**Exercise brief:** The lines you return must be all those in the data that hold the string "JSON".

■ ■ ■ ■

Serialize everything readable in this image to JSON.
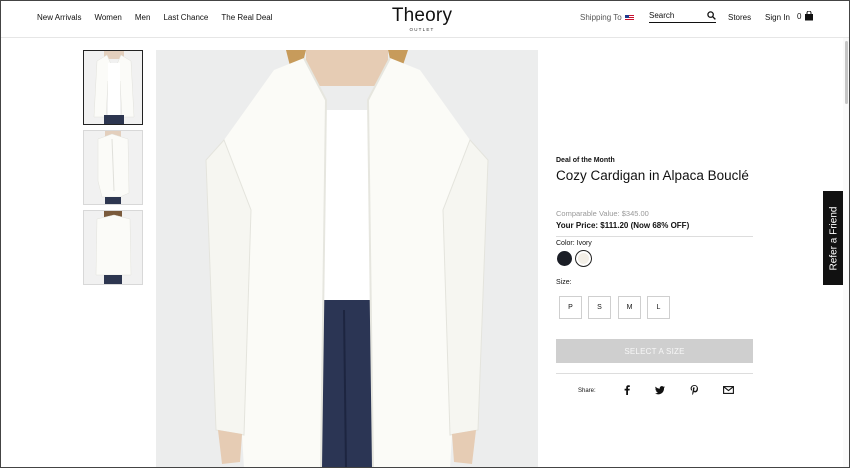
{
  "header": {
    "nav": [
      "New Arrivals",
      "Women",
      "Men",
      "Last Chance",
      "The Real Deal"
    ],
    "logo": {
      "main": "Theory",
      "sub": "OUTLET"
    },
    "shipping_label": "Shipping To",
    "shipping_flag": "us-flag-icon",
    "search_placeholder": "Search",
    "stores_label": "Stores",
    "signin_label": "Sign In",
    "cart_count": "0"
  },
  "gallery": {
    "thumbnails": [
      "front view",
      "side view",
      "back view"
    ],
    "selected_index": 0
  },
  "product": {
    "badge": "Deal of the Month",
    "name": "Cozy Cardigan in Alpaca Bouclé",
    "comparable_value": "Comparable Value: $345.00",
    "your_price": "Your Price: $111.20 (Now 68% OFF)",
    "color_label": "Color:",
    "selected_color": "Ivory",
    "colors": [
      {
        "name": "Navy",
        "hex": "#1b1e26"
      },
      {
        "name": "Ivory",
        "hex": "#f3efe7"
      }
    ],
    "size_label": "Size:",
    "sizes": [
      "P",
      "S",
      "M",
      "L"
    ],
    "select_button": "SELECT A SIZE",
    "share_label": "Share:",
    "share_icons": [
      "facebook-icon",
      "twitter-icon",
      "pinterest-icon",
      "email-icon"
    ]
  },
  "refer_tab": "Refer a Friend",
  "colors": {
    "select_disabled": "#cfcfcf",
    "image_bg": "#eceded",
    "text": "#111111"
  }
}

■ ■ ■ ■

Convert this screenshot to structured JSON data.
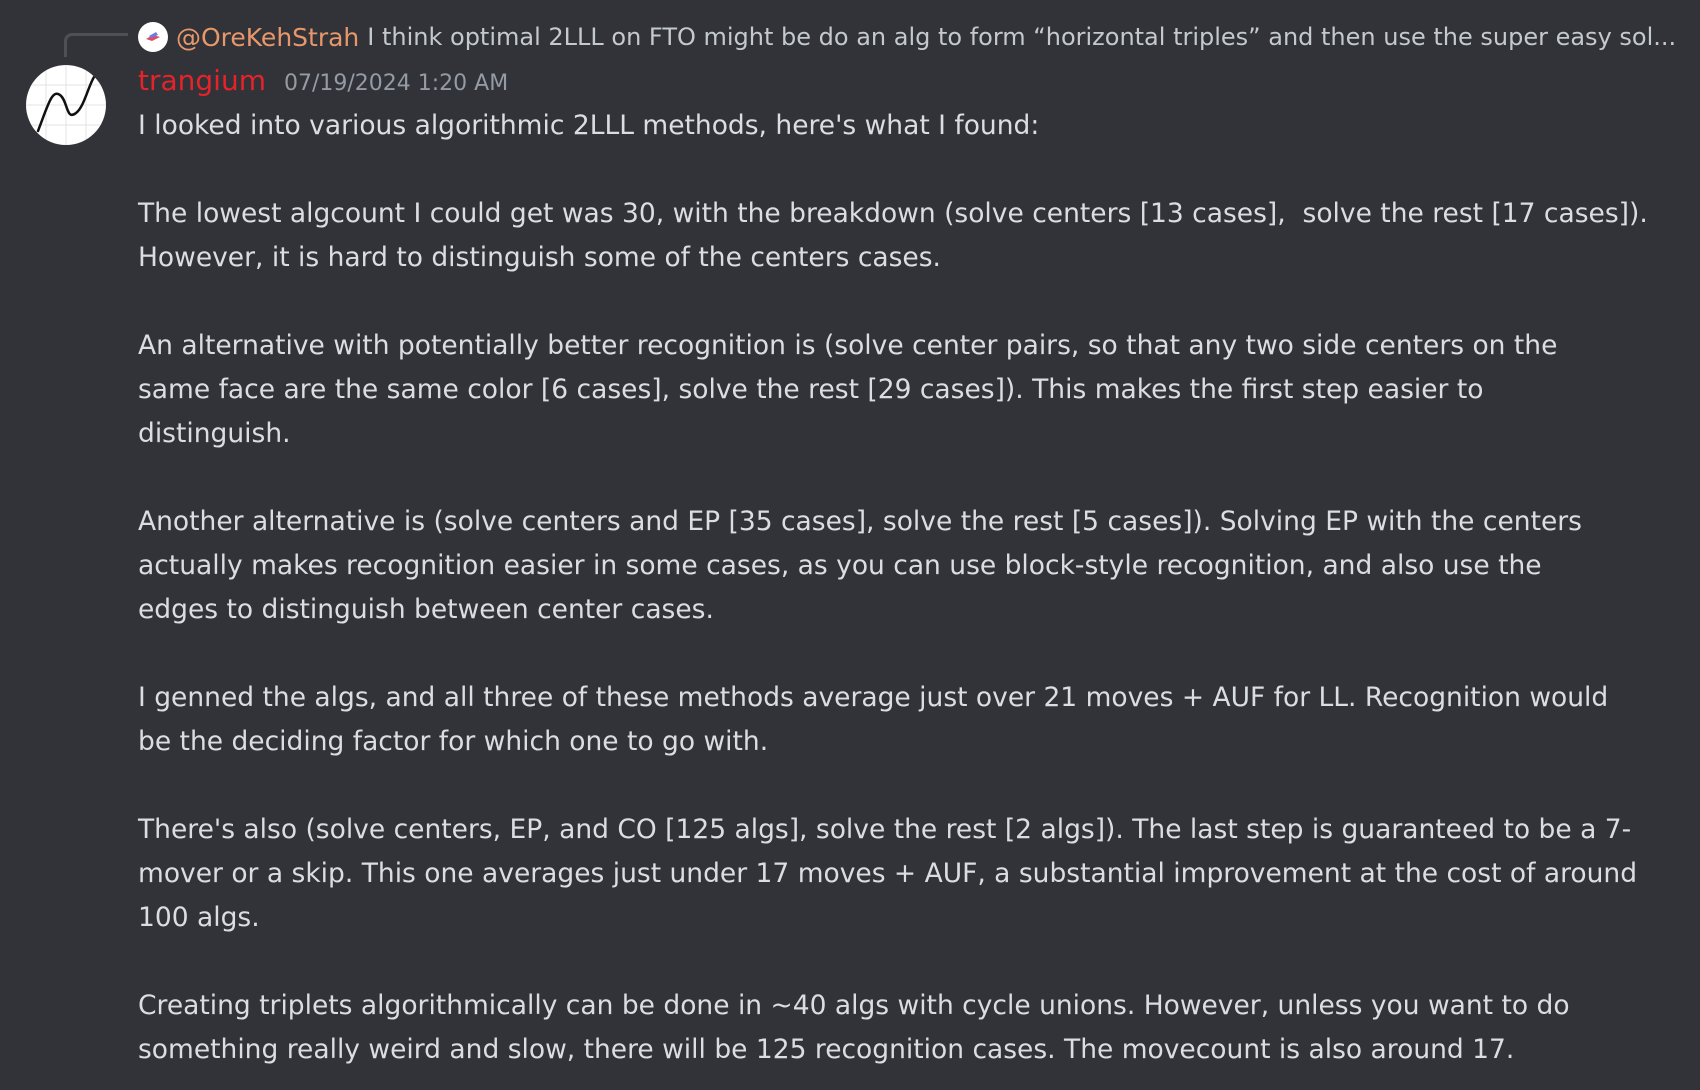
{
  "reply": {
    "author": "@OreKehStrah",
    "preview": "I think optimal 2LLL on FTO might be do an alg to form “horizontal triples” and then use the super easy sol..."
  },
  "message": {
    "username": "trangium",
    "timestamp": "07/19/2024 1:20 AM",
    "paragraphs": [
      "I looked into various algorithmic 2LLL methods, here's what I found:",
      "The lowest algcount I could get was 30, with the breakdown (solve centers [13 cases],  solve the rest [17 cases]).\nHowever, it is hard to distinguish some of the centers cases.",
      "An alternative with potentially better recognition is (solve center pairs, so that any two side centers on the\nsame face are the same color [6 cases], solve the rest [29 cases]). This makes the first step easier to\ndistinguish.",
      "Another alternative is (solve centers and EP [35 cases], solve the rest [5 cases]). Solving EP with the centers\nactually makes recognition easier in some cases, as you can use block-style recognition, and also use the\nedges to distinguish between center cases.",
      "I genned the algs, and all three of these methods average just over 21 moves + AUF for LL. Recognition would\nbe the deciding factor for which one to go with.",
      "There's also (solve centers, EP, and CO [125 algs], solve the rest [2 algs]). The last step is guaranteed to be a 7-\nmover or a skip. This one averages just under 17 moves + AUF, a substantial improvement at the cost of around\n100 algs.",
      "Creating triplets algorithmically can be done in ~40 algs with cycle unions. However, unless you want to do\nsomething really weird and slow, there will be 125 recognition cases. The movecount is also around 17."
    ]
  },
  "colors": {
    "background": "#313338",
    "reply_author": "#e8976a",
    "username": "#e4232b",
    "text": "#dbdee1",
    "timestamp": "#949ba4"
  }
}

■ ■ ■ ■

**Result of the task:**
Serialize everything readable in this image to JSON.
Convert this screenshot to structured JSON data.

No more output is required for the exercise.